The tensions and challenges facing business education frame this paper, which takes a critical look at the historical evolution of business school education in the context of the present conjecture, with a particular emphasis on the role social theory can play in the analysis of strategy and ethics. Flyvbjerg's phronesis and Selznick's sociology are deployed to address the challenges facing business schools and their place in higher education. Kant's moral anthropology opens common grounds to both approaches. Our aim is to provide a platform from which business and university leaders can debate and discuss the current and future role and impact of business school education, particularly focusing on linking and cultivating ethical and strategic capabilities in management and organizational practices.
Berti, M, Clegg, SR & Jarvis, W 2017, 'Future in the past: a philosophical reflection on the prospects of management' in Wilkinson, A, Armstrong, SJ & Lounsbury, M (eds), The Oxford Handbook of Management, Oxford University Press, England, pp. 145-185.View/Download from: UTS OPUS or Publisher's site
Management studies has 'lost its way' by advancing instrumental research too frequently foreclosing its larger ethical and practical implications. The authors argue for bracketing the excessively technical and scientistic orientation of much management research by requestioning the purposes, presuppositions and prejudices on which management and organization theories have been based. They explore philosophical approaches capable of grounding a restored public trust. These range from the use of phronesis (practical wisdom) in Business School curricula, rather than either pure techne or pure theoria, to recovering exemplars of codetermination in workplace practices and cultures that affirm in practice a deeper regard for human dignity than mere resource efficiency. These examples offer antidotes to entrenched managerialism in neoliberalism, embedding social and ecological concerns in organizational purposes. Management legitimacy is enhanced when viewed as a process accomplishing ends that support rather than alienate public confidence.

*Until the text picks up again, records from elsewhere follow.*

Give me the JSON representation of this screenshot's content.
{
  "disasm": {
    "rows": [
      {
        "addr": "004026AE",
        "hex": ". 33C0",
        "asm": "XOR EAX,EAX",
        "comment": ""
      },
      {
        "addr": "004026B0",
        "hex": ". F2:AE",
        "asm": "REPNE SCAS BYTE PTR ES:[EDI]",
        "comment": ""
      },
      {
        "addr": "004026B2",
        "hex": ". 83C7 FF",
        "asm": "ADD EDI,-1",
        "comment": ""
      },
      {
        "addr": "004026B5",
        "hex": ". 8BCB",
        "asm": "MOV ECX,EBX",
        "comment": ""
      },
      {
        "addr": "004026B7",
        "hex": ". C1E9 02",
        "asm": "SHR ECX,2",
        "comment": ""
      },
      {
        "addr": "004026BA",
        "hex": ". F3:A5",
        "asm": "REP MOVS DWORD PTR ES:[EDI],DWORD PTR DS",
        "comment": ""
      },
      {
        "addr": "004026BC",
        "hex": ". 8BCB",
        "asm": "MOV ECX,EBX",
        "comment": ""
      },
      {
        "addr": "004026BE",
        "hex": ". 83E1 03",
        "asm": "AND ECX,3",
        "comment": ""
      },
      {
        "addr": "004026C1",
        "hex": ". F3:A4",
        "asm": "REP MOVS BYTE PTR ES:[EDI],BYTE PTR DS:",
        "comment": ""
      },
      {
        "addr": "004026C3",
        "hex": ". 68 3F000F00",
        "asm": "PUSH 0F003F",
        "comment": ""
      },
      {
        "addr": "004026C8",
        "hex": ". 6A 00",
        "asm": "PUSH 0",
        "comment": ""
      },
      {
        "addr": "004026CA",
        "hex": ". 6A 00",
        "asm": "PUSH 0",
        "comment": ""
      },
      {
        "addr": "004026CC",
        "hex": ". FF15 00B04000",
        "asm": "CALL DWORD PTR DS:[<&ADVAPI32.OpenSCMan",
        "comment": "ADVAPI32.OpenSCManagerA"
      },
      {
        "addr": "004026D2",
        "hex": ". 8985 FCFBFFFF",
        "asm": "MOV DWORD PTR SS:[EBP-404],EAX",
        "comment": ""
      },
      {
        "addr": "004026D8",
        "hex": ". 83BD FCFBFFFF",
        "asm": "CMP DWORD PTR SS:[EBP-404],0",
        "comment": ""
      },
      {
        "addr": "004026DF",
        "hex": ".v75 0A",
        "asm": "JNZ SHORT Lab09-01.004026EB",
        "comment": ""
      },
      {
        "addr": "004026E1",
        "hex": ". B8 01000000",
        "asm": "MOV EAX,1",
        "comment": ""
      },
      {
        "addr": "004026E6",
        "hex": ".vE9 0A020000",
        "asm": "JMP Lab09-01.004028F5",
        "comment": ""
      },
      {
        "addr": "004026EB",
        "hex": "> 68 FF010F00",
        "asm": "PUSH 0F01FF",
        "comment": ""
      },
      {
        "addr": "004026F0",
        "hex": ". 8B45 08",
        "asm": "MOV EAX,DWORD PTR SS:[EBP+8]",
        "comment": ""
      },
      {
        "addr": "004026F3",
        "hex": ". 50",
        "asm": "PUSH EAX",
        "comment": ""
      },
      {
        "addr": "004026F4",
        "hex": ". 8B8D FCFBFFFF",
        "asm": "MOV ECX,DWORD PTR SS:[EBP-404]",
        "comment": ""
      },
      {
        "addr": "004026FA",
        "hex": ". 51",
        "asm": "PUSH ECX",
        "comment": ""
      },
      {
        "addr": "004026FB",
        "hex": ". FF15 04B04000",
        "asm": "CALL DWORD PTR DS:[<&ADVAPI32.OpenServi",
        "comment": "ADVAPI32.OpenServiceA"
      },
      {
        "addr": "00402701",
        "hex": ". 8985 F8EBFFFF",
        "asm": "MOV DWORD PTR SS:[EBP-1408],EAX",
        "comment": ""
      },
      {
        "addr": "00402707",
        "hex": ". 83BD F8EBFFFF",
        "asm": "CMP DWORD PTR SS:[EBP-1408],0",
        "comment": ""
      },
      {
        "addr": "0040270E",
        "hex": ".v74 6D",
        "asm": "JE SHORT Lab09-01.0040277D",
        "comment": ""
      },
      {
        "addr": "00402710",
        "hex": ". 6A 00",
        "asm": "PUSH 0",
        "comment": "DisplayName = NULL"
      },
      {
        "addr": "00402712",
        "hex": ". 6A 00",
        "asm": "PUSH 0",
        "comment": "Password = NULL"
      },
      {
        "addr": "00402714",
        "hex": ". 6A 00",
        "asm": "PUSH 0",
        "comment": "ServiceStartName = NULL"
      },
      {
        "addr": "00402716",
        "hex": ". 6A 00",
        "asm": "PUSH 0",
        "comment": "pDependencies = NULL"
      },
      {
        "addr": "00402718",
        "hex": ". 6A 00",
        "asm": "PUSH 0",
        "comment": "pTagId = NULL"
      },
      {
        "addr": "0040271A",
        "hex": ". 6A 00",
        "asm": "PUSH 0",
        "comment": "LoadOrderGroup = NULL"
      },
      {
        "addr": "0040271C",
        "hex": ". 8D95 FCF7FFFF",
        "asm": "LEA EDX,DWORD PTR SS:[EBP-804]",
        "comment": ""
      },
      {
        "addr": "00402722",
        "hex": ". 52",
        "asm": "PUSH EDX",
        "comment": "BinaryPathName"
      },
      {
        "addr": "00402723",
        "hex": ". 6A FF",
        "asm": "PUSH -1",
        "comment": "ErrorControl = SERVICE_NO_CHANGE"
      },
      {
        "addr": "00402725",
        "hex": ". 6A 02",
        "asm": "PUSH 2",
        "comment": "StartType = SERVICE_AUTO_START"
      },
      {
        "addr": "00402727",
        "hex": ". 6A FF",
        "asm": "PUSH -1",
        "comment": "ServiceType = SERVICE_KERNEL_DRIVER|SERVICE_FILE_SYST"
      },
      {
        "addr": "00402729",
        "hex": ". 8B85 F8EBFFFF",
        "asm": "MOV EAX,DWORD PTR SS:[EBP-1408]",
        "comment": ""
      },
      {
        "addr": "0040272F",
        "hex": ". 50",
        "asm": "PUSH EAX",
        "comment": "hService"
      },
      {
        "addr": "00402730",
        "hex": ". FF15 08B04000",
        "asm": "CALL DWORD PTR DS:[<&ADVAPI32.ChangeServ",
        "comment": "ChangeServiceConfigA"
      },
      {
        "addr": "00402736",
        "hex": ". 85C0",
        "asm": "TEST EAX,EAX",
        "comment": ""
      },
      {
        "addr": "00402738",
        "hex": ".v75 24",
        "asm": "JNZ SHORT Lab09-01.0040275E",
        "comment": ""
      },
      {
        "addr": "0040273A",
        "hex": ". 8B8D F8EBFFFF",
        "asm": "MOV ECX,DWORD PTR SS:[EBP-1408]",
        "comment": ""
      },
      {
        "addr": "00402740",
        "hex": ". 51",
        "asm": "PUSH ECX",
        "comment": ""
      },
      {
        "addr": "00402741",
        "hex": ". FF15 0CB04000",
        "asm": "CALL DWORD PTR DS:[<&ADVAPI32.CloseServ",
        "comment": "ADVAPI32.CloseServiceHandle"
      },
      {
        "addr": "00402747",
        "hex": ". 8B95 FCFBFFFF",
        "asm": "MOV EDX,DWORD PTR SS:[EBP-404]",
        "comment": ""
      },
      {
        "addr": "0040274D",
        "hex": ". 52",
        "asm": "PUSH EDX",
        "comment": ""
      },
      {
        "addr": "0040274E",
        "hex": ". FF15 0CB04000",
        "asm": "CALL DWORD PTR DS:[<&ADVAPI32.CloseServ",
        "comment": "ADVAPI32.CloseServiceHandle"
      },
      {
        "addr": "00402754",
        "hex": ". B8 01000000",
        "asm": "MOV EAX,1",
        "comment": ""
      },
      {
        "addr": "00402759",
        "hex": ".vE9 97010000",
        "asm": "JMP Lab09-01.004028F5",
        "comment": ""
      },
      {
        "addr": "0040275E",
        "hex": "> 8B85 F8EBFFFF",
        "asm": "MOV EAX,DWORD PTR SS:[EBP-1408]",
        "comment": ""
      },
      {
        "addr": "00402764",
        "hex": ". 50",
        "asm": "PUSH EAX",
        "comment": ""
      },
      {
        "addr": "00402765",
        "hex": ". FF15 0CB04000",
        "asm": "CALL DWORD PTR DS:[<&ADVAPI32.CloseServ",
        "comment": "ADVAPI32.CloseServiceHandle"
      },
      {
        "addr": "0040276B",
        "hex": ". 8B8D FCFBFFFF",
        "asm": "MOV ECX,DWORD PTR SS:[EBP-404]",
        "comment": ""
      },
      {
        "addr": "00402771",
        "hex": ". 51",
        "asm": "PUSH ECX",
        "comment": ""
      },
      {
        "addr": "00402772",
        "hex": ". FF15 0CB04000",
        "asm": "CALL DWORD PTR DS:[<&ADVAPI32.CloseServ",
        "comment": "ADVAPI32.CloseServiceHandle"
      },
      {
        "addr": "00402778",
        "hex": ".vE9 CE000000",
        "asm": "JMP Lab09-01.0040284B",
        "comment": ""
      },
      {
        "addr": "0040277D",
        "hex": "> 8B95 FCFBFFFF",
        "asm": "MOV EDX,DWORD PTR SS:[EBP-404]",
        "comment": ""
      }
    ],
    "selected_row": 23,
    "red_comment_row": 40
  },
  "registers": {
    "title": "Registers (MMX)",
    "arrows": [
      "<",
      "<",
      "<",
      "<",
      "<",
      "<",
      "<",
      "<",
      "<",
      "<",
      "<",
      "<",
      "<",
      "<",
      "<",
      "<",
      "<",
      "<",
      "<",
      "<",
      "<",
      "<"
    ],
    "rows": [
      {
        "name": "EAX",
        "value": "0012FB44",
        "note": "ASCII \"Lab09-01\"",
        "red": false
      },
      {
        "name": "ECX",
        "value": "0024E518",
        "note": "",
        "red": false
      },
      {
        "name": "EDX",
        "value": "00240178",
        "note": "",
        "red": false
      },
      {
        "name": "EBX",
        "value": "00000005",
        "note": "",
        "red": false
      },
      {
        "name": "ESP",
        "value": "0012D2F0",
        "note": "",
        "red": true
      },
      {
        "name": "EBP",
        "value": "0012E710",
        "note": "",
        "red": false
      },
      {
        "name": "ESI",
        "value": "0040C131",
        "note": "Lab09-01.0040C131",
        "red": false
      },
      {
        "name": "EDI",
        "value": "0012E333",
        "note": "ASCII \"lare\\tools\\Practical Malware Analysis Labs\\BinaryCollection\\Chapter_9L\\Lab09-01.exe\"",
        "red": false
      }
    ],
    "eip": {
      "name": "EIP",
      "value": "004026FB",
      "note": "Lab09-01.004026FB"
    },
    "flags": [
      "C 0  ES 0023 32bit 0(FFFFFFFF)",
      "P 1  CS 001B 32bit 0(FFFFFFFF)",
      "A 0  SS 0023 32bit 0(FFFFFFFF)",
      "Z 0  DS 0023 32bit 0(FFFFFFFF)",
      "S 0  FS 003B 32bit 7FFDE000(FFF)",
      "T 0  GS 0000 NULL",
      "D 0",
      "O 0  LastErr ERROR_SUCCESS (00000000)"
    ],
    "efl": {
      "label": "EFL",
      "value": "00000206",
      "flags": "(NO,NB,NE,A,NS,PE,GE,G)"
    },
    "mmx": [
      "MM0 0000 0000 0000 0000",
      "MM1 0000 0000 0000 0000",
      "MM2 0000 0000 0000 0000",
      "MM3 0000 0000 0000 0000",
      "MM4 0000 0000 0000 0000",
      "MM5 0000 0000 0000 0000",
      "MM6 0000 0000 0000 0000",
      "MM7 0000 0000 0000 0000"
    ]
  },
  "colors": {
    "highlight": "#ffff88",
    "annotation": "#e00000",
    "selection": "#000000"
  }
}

Jarvis, WP 2011, 'Restoring Public Trust in the MBA: A Road-tested Kantian approach' in Aman, W, Pirson, M, Dierksmeier, C, von Kimakowitz, E & Spitzeck, H (eds), Business schools under fire : humanistic management education as the way forward, Palgrave Macmillan, London, pp. 147-170.View/Download from: UTS OPUS
Berti, M, Simpson, AV & Jarvis, W 2015, 'Opening governance to co-designed co-determination ‐ for economic democracy', Academy of Management Proceedings, Academy of Management Annual Meeting, Vancouver.View/Download from: UTS OPUS or Publisher's site
We explore 'governance' in relation to five meanings of 'open': (1) by exploring co-determination under German law (Mitbestimmung) and by analysing the method of design thinking with its emphasis on empathy to the user experience, we investigate 'open' as more democratically shared power, information and responsibility ; (2) in using the genealogical method of historical investigation we express 'open' as exposing something that is covered; (3) by initiating this discussion with the academic community, we invite frank 'open' discussion; (4) in not positing a final thesis, we leave the conclusion unsettled and 'open' for further debate and analysis; (5) yet, we do hope this discussion will lead to new approaches to governance, thereby establishing or 'opening' 'co-designed open governance' as a new enterprise.
Gibson, A, Knight, S, Aitken, A, Buckingham Shum, S, Ryan, P, Jarvis, W, Nikolova, N, Tsingos-Lucas, C, Parr, A, White, A, Sutton, N & Tsingos-Lucas, C 2016, 'Using Writing Analytics For Formative Feedback'.